Exercise
Copy each line of the following data that contains "text".
#### The data ####
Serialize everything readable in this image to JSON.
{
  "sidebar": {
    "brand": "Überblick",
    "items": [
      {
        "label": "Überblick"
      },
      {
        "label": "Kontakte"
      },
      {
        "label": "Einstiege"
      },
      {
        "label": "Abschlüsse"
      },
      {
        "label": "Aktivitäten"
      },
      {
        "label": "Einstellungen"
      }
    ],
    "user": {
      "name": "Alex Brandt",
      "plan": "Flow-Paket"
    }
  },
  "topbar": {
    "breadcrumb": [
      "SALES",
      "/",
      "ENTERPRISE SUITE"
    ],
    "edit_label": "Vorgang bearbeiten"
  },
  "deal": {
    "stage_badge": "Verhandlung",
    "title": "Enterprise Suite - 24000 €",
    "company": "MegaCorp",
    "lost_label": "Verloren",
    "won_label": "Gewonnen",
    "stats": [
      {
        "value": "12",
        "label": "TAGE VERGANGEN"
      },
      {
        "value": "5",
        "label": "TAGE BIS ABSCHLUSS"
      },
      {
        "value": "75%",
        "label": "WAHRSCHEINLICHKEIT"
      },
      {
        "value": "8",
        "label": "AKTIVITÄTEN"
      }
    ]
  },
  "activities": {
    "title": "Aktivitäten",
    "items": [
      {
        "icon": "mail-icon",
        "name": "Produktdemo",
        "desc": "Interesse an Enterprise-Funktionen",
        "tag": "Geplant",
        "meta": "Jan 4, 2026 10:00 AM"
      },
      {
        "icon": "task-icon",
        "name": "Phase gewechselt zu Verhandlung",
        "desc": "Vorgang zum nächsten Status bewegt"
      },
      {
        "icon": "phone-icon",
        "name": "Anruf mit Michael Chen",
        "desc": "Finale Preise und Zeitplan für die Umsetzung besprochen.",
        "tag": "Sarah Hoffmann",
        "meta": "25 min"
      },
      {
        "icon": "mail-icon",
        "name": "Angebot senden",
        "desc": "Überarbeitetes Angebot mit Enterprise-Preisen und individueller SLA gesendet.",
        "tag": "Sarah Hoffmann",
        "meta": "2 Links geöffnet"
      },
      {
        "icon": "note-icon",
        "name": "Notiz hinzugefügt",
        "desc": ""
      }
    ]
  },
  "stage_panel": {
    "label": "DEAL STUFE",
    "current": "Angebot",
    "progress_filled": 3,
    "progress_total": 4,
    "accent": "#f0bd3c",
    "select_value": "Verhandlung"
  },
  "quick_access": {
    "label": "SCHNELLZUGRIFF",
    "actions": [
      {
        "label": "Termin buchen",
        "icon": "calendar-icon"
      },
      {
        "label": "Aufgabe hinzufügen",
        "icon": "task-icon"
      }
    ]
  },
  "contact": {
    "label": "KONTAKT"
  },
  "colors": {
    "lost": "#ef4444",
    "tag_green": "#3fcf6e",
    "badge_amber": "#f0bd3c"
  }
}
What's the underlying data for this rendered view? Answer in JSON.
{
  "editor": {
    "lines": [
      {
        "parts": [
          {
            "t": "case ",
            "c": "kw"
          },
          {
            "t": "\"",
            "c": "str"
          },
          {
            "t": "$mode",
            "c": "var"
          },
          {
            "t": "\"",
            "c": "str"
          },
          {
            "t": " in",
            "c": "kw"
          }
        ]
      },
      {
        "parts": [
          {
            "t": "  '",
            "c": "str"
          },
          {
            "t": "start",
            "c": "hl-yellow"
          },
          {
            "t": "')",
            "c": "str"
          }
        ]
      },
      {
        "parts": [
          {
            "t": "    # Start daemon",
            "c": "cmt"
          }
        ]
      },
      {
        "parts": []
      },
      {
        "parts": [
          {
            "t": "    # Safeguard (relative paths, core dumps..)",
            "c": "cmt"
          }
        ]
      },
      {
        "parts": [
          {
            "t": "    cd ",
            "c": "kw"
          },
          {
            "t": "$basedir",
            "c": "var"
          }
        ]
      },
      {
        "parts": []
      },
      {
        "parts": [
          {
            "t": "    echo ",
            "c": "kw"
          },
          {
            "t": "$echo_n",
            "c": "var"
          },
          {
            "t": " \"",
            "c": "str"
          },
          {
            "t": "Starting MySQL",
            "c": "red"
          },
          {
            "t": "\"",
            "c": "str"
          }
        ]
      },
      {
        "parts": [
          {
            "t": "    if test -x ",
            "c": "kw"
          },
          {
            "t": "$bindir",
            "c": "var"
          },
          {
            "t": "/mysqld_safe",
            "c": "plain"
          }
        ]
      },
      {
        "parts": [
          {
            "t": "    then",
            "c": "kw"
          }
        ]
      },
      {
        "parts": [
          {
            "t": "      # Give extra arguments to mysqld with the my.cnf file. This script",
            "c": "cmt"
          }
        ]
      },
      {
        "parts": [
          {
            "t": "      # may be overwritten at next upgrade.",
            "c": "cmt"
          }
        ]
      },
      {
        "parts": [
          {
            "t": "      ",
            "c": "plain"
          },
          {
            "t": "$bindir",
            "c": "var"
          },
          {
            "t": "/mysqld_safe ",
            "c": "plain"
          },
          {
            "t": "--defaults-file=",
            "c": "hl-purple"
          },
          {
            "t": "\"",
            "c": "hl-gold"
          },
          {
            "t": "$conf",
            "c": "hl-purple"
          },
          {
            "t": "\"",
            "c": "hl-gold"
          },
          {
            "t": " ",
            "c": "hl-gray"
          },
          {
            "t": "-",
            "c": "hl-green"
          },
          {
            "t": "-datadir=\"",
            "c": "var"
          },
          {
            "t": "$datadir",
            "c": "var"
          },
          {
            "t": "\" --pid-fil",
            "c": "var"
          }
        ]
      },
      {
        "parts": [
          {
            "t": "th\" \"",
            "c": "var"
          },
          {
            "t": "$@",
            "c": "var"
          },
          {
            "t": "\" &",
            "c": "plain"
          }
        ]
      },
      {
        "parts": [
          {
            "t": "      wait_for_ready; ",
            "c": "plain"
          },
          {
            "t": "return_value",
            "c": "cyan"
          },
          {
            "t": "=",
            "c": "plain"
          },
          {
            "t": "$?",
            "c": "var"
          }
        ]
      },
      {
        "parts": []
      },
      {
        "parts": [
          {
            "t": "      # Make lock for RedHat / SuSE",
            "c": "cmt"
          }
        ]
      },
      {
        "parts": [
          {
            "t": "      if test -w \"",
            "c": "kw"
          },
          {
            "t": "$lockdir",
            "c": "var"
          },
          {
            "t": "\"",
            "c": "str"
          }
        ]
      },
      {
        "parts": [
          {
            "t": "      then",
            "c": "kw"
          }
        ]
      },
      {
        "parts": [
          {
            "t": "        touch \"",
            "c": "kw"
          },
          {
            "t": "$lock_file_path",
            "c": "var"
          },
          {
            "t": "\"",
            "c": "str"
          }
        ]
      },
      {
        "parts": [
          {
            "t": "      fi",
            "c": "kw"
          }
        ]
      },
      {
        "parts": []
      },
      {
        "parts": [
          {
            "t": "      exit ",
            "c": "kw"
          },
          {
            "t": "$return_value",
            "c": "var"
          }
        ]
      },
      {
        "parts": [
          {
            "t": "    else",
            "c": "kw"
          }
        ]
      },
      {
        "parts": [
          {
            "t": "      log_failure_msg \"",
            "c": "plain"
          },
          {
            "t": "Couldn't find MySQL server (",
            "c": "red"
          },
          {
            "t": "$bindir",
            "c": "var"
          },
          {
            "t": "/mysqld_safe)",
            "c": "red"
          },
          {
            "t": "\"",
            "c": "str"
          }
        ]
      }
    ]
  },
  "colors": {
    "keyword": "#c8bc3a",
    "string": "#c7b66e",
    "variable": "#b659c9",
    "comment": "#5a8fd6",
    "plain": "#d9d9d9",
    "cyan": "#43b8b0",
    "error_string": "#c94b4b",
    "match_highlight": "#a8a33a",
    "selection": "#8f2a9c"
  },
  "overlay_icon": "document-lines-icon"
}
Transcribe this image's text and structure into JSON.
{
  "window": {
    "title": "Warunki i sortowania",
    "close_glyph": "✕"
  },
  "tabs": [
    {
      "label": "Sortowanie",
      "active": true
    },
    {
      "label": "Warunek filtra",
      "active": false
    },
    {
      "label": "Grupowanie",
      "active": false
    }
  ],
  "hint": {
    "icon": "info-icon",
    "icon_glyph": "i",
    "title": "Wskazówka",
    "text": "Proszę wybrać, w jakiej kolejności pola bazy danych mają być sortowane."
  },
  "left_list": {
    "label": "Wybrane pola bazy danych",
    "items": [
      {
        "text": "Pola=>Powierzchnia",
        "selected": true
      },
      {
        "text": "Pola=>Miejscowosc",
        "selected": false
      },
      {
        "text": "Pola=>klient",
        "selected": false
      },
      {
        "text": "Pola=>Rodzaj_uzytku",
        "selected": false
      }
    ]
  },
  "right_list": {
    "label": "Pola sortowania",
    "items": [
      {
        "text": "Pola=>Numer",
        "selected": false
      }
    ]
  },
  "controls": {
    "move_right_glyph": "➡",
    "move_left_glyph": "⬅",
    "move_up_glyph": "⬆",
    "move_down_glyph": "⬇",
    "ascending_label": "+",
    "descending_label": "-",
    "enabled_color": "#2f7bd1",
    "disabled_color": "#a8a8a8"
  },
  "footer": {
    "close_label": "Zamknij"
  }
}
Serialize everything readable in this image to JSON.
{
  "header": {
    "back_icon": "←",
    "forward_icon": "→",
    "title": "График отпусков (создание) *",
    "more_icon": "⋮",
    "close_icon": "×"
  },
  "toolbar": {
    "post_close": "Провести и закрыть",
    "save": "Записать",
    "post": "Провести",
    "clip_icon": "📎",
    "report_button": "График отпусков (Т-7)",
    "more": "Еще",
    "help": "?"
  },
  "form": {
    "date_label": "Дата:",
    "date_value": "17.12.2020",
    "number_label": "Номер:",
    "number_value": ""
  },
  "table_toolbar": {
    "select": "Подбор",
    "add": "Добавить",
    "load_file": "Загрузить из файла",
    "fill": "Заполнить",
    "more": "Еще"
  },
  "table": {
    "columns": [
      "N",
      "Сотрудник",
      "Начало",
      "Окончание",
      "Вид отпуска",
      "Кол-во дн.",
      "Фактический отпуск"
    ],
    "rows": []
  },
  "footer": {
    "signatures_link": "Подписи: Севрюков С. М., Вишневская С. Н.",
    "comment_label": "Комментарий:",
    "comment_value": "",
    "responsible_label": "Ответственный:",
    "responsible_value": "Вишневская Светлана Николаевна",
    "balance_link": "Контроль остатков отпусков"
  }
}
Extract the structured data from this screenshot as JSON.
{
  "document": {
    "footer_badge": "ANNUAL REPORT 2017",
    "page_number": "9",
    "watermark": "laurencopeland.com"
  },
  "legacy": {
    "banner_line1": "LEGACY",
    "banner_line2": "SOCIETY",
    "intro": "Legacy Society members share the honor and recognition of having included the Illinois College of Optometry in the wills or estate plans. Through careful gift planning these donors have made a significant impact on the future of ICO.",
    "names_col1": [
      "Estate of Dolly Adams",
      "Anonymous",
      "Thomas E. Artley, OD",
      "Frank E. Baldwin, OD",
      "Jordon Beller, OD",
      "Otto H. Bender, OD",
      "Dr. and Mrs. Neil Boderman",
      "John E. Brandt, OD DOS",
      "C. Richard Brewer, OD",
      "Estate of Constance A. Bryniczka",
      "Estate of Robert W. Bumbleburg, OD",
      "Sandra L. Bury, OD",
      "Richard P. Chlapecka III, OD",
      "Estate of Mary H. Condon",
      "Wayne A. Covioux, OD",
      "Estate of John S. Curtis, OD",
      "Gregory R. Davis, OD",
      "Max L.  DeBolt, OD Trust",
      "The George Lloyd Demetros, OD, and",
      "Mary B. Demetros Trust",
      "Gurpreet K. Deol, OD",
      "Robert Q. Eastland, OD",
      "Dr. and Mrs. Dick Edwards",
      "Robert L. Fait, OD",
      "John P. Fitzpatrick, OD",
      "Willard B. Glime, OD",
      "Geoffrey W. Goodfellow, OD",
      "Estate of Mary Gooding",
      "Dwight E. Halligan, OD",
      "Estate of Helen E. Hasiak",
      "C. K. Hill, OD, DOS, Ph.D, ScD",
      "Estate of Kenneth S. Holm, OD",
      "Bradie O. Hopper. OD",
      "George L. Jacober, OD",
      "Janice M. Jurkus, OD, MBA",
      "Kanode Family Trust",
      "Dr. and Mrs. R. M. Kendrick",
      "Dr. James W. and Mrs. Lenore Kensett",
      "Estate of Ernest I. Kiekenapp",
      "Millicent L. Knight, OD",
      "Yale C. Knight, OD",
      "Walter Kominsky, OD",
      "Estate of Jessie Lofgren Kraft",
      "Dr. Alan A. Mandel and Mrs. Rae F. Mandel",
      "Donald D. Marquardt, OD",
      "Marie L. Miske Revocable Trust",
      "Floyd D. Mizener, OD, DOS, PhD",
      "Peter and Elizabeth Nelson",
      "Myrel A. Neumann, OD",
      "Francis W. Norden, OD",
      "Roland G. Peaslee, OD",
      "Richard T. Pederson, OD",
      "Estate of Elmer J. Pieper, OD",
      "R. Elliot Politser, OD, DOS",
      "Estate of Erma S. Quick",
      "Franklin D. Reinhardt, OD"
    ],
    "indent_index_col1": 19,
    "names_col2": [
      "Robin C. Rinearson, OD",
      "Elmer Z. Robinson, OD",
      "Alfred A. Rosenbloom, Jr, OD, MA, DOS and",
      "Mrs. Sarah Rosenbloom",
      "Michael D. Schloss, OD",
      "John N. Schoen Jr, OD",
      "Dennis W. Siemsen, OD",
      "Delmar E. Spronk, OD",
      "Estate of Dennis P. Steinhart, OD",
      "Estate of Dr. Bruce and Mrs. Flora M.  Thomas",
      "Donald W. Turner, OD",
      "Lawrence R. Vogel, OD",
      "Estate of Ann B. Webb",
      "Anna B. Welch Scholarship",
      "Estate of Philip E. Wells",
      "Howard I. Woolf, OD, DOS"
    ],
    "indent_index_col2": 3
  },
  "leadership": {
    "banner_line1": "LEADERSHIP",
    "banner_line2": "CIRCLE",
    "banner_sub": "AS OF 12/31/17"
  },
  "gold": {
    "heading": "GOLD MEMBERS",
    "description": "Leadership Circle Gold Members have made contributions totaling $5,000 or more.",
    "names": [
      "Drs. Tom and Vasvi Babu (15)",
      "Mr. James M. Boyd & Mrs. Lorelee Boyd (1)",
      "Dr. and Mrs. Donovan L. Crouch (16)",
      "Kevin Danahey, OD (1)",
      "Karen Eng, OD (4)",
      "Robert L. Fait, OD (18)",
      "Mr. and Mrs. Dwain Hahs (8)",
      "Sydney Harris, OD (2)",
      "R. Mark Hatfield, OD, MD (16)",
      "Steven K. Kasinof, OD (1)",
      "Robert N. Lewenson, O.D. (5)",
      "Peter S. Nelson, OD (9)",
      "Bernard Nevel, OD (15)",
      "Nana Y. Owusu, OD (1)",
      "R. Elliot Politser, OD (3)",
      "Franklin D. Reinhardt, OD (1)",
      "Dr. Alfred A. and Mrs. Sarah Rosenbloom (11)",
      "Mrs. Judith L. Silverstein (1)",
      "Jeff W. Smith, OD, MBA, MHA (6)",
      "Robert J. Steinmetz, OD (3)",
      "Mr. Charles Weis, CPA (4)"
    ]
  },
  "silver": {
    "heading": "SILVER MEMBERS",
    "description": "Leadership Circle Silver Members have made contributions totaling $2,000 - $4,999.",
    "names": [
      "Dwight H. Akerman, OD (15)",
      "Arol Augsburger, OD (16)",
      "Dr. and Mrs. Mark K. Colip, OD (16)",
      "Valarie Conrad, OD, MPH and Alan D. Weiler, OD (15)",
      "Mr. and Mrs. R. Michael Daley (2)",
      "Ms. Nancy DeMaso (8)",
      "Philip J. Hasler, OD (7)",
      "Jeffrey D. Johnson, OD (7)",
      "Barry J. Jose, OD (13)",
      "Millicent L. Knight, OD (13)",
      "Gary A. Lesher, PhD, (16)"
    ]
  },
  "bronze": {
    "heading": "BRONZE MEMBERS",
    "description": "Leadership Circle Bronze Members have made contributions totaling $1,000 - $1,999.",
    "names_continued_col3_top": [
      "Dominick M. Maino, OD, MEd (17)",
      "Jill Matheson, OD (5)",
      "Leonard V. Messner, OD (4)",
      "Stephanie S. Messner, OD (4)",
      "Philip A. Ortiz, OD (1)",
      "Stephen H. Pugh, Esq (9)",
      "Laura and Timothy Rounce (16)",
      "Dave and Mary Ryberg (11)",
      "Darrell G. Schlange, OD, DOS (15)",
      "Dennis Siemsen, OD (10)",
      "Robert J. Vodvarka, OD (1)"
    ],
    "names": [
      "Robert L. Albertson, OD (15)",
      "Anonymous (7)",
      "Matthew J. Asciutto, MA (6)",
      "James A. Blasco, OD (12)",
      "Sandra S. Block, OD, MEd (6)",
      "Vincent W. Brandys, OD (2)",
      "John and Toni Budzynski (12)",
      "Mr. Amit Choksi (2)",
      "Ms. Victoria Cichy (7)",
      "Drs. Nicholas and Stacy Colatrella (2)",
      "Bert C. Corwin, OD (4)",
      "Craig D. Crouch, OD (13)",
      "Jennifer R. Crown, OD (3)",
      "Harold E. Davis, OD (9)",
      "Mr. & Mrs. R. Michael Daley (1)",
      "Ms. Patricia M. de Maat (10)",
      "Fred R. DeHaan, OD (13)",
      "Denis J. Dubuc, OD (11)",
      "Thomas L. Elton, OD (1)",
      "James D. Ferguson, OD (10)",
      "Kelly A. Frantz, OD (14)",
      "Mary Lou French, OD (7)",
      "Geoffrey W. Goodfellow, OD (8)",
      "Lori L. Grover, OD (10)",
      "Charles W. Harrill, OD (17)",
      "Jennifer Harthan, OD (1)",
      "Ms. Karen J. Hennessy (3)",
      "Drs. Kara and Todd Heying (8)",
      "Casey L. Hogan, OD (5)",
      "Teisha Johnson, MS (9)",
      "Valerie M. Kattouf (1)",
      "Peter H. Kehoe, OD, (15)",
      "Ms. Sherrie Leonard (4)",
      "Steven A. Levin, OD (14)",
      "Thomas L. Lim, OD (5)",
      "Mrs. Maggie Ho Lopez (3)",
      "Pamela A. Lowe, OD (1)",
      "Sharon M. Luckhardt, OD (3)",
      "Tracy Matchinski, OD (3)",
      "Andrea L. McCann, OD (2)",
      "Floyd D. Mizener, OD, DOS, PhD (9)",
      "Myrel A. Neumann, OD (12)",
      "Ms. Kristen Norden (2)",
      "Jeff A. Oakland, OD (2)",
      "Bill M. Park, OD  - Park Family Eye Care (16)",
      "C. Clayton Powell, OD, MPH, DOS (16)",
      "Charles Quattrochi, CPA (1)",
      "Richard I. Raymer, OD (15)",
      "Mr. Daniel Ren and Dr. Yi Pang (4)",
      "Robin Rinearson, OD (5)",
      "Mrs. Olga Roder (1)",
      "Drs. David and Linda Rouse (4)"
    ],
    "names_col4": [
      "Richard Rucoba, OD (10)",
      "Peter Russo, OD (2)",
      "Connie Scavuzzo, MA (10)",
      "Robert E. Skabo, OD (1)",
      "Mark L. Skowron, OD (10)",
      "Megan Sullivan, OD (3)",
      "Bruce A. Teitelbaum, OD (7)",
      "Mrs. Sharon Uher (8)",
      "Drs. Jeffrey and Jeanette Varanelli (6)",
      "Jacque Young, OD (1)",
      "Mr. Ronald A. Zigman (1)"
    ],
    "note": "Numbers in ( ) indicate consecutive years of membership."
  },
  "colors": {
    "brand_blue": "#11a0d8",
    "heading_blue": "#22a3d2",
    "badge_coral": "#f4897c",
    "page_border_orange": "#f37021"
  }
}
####
Answer to the exercise
Transcribe this image's text and structure into JSON.
    "text": "Proszę wybrać, w jakiej kolejności pola bazy danych mają być sortowane."
        "text": "Pola=>Powierzchnia",
        "text": "Pola=>Miejscowosc",
        "text": "Pola=>klient",
        "text": "Pola=>Rodzaj_uzytku",
        "text": "Pola=>Numer",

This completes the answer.